On The Beach


They’re doing it in Gimli again. Showing movies, some of which are mainstream, but some that are strange and weird and wonderful.

The family movies, the kind you can take an uptight relative to or your youngest kids, are shown on the beach. There’s a framework set in the water. The framework holds the screen. The screen can be rolled up when a film is over. Good thing, too. We had a windstorm and pelting rain one night. That’s part of the gamble, of course. Will there or will there not be a Manitoba thunderstorm  for the five days of the festival?

You have to wait for dark to fall to see the beach movies. You bring a comfortable lawn chair, a drink, something to snack on, find a comfortable location for viewing and relax. The beach is flat and accommodating because the town sends a man and a machine to smooth out the sand.

On the beach, you’ll see movies like E.T., Marley, Blue Hawaii, Jaws2.  You can see these films at home on services like Netflix, but it isn’t the same as sitting on the beach, the sound of the waves lapping on the shore, the stars overhead,  waiting, in the case of E.T. for a spaceship to descend from the sky or in the case of Jaws2, a huge tulibee to fling itself through the surf to snatch some viewer up and drag him away.

There are four inside venues. The Gimli Theatre (itself an historical artifact since it was started in 1947), the Lady of the Lake Theatre, the Aspire Theatre (the Unitarian Church on Sundays) and the Gimli Park Pavilion. The only one of these venues that is meant to show films with subtitles is the Gimli Theatre. The two documentaries I watched in the Lady of the Lake Theatre had subtitles at the bottom of the screen and since I didn’t get a seat on the risers for the second film, I got up and stood along the wall with a lot of other people who also couldn’t see the subtitled dialogue. Since foreign films are one of the attractions of the festival, it might be a good idea to add more risers so that people can see over the heads of the people in front of them. Either that or seat people according to their height with short people in the front row, next shortest in the next row, etc.

There are 130 films being shown over a period of five days. For $55.00, you can attend everything including the events held for the industry and rub shoulders with film makers and wannabe film makers. You can also attend the hospitality events. It’s a bargain. Pickerel supper for two with a couple of drinks at the Beach Boy comes to around $55.00 and you are hungry the next morning. You get to fill up on film for 5 days.

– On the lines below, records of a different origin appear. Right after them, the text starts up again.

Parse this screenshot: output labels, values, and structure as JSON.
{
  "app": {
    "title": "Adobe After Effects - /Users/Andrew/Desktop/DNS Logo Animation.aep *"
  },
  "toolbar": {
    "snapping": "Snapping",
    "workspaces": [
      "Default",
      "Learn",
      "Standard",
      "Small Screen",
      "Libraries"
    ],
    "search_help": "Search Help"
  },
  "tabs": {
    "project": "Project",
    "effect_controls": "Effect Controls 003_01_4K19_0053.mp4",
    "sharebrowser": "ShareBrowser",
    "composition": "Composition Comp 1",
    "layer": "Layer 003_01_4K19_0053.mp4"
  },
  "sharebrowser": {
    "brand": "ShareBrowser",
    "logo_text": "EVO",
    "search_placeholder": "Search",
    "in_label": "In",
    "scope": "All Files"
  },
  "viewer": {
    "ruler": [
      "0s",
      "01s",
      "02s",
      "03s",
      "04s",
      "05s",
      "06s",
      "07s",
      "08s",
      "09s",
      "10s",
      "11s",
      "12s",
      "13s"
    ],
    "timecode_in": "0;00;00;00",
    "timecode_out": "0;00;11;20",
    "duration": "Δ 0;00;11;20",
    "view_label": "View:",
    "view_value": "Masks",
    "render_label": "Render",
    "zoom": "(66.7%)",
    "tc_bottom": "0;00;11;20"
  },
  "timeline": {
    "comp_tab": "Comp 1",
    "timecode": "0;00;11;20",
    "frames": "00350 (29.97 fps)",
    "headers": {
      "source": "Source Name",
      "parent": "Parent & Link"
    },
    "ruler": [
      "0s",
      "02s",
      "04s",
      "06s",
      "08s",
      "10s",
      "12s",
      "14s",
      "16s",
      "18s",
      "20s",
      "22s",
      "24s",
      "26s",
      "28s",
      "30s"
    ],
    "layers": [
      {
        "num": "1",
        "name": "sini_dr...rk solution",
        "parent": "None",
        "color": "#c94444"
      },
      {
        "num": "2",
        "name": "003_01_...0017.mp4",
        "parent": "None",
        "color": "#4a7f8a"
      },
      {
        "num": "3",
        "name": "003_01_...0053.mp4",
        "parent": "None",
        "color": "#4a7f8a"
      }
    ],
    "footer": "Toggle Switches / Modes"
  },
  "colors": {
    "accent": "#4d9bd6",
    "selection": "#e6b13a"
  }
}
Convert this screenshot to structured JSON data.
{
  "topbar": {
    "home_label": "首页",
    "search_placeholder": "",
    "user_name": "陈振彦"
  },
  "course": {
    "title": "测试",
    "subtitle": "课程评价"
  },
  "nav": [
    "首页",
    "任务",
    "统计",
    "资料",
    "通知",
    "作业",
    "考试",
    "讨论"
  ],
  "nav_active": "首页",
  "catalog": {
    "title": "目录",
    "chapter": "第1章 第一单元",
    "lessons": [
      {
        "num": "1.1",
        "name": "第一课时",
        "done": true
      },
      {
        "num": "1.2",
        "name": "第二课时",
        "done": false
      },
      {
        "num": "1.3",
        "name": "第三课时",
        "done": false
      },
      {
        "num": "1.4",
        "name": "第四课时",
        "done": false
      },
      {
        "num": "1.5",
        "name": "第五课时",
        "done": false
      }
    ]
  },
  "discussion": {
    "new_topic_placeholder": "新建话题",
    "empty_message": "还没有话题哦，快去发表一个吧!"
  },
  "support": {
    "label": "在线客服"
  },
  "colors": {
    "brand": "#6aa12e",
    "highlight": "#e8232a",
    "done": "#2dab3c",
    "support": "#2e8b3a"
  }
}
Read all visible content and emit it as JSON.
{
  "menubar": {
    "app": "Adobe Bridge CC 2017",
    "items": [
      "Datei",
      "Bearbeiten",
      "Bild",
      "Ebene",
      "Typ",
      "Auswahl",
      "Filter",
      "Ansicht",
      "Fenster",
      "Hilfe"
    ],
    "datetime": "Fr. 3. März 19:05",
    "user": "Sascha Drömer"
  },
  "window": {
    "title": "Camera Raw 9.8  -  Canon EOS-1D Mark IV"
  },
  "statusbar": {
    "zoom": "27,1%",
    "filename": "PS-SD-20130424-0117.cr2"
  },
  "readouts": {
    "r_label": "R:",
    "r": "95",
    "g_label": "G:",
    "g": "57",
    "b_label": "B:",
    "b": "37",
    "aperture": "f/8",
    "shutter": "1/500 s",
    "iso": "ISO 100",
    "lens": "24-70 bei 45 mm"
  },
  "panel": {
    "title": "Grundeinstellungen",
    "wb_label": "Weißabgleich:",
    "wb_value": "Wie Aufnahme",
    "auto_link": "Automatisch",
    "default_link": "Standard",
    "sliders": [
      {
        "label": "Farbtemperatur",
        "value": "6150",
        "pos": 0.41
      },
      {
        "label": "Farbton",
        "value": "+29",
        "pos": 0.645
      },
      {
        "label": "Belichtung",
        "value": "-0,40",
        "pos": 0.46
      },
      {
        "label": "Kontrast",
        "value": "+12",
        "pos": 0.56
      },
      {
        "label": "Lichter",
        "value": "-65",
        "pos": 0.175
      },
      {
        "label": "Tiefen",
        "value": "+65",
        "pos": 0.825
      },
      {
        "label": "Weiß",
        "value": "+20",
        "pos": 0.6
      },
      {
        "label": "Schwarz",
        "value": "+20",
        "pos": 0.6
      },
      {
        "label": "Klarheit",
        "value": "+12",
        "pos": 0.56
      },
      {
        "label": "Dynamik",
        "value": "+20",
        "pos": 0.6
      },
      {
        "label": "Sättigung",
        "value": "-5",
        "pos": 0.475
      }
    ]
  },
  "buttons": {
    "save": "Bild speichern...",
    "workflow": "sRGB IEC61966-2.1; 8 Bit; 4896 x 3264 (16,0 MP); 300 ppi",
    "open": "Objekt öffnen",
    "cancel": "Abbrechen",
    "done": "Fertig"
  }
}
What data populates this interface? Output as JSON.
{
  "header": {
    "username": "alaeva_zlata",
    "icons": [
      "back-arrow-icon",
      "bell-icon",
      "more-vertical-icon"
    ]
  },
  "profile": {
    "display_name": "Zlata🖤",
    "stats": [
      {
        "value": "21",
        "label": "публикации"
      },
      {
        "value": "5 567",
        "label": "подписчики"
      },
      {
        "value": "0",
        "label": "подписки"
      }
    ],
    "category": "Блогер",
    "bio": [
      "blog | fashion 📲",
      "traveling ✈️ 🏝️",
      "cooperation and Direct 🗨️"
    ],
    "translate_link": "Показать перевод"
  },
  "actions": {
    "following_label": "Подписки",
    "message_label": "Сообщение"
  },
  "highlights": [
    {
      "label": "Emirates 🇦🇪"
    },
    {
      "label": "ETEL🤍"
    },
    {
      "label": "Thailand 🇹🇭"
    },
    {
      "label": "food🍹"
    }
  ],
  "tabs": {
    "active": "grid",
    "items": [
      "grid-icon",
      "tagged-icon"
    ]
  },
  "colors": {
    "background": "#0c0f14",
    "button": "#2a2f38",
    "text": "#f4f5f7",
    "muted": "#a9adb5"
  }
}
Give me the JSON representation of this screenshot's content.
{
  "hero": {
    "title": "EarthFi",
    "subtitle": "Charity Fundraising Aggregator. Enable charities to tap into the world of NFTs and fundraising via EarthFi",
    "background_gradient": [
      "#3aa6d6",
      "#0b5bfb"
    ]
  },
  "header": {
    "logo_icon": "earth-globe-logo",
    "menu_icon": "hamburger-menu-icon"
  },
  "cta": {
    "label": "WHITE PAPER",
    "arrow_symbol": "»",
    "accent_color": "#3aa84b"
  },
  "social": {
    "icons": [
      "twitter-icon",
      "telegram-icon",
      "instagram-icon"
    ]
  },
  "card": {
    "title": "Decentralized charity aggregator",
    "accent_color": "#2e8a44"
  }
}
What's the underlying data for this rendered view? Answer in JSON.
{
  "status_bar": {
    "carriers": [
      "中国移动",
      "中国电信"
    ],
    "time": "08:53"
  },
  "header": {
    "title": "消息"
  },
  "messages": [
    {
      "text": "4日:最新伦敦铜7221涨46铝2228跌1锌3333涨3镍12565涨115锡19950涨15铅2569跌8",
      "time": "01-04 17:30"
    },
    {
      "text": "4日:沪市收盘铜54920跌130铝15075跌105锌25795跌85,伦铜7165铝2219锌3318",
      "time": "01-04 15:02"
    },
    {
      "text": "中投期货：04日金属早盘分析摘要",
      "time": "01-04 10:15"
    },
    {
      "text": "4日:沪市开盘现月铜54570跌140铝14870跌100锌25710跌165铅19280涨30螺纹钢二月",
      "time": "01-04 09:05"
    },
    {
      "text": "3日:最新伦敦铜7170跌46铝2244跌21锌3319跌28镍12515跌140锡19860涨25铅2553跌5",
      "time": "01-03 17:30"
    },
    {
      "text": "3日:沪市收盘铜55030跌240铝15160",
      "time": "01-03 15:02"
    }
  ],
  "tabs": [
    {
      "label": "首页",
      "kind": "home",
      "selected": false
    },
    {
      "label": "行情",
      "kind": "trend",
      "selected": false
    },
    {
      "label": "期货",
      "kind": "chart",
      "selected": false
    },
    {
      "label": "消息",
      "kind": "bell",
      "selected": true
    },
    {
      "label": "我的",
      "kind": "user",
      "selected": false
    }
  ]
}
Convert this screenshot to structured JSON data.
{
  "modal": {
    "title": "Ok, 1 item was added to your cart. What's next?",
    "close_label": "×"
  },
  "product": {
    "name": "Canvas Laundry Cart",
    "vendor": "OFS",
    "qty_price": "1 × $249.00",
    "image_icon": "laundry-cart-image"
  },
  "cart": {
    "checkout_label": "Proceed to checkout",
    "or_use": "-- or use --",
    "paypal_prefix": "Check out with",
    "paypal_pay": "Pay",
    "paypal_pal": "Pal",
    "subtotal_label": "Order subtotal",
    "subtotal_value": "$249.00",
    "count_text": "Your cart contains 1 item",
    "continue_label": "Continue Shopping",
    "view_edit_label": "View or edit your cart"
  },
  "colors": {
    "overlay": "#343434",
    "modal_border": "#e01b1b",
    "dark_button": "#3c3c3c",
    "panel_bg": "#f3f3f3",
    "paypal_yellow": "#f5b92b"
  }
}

There are films for every taste. You can see major films like A Separation or The Frog Princes, Guy Madden’s Keyhole (which I regretfully had to miss because of another obligation) or an hour made up of short films that might be as little as one or two minutes long. It’s the shorts that are likely to be experimental, strange visions of reality. The shorts are grouped as to subject matter. You could, for example, attend the Inuit Short Program or a series named Truly Awkward Love.

It’s great to see the festival hosting the Global Winnipeg Short Film Awards and Best Short Film for Artistic Achievement, the Emerging Filmmaker Competition ($10,000.00) There’s also The Lake Short Film Contest.

No festival survives on ticket sales alone. The brochure has half page and page ads from some expected supporters like Icelandair, Sobeys and Pharmasave. These companies are strong supporters of local events. However, Sensible Shoes Foundation Inc. and RBC have taken full pages. I, along with three others, gave a talk on stories that might make good films at the Gimli Park and that was supported by The Mauro Family Foundation. The Gavin Wood Law Corp provided box picnic lunches. When I mentioned that I had celiac disease, they whipped up rice noodles, stir fried vegetables and a piece of fish. How’s that for classy?

As the film festival has grown up, it’s added events for the film industry. There are talks on expanding the producer toolbag, a workshop on how to make a pitch, a chance to meet the festival industry guests. Having been involved with drama of various kinds over decades, I know how exceptional it is that these opportunities are provided in a small prairie town like Gimli.

Every day at the film festival, I’ve thought about my grandmother, Blanche Valgardson. In the 1920s, she was writing, directing, producing, acting in plays in Gimli. She took her local troup along the rail line to put on plays at other villages. There were Icelanders from Winnipeg and elsewhere who went to Hollywood pursuing the dream of making it big in cinema. She kept in touch with some of them, asking advice and sending manuscripts. How pleased she would be to see the Gimli Film Festival.